Macdonald welcomes increase in private power
Figures from SmartestEnergy show that the number of renewable energy projects run by communities, landowners or farmers has increased from 150 in 2013 to 241 in 2014.
Speaking after visiting the Udny Community Wind Turbine today, Lewis Macdonald said:
“The increase in small-scale renewable energy projects in the North East is to be welcomed.
“Onshore wind has seen one of the biggest growths, from 95 projects in 2013 to 162 last year. People who live and work and work in the countryside are clearly reaping the benefits of installing turbines on their own properties.
“The example of Udny, which was the first community-owned wind turbine on mainland Scotland, shows that local people can benefit enormously from renewable energy projects.

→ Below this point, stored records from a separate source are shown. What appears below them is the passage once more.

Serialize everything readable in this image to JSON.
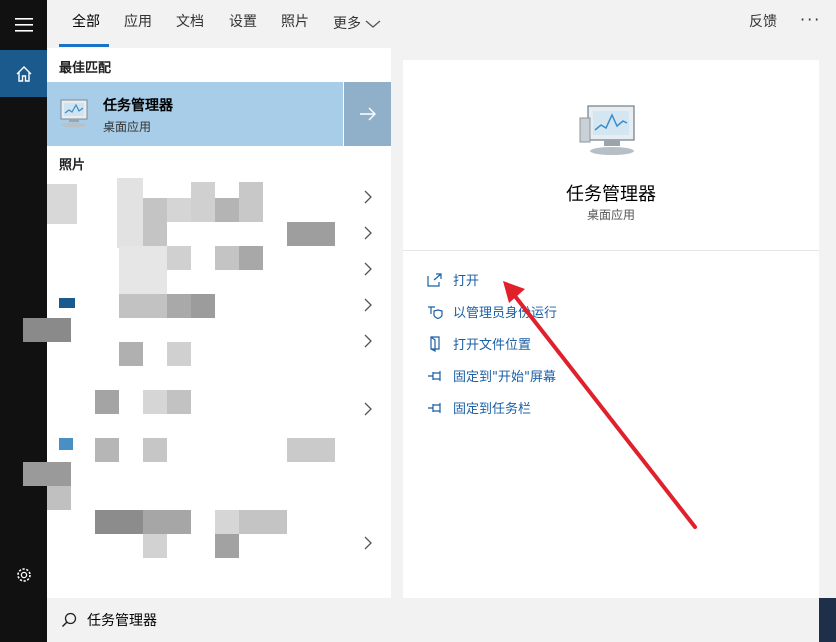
{
  "tabs": [
    {
      "label": "全部",
      "active": true
    },
    {
      "label": "应用",
      "active": false
    },
    {
      "label": "文档",
      "active": false
    },
    {
      "label": "设置",
      "active": false
    },
    {
      "label": "照片",
      "active": false
    },
    {
      "label": "更多",
      "active": false
    }
  ],
  "topbar": {
    "feedback_label": "反馈",
    "more_dots": "···"
  },
  "left": {
    "best_match_heading": "最佳匹配",
    "best_match": {
      "title": "任务管理器",
      "subtitle": "桌面应用"
    },
    "photos_heading": "照片"
  },
  "detail": {
    "app_title": "任务管理器",
    "app_subtitle": "桌面应用",
    "actions": [
      {
        "label": "打开",
        "icon": "open-icon"
      },
      {
        "label": "以管理员身份运行",
        "icon": "shield-icon"
      },
      {
        "label": "打开文件位置",
        "icon": "folder-icon"
      },
      {
        "label": "固定到\"开始\"屏幕",
        "icon": "pin-icon"
      },
      {
        "label": "固定到任务栏",
        "icon": "pin-icon"
      }
    ]
  },
  "search": {
    "query": "任务管理器"
  },
  "colors": {
    "accent": "#1a73c4",
    "selected_bg": "#a8cde8",
    "annotation_arrow": "#e0202a"
  }
}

“The Udny Community Trust has helped dozens of local projects, from supporting the annual Christmas lights in Pitmedden to restoring the church bells in the parish. Local people have had the opportunity to enjoy training in new skills such as dry stone walling and first aid thanks to investment from the Trust.
“None of this would have been possible without the community turbine which has supported projects in and around Pitmedden and Udny Green for the last four years.
“Wind turbines are not always popular with local communities, but this scheme has shown how their presence can have a positive impact on rural towns and villages.
“Renewable energy is not always about large scale wind farms or hydro schemes. Smaller projects can be just as valuable if resources are managed well ."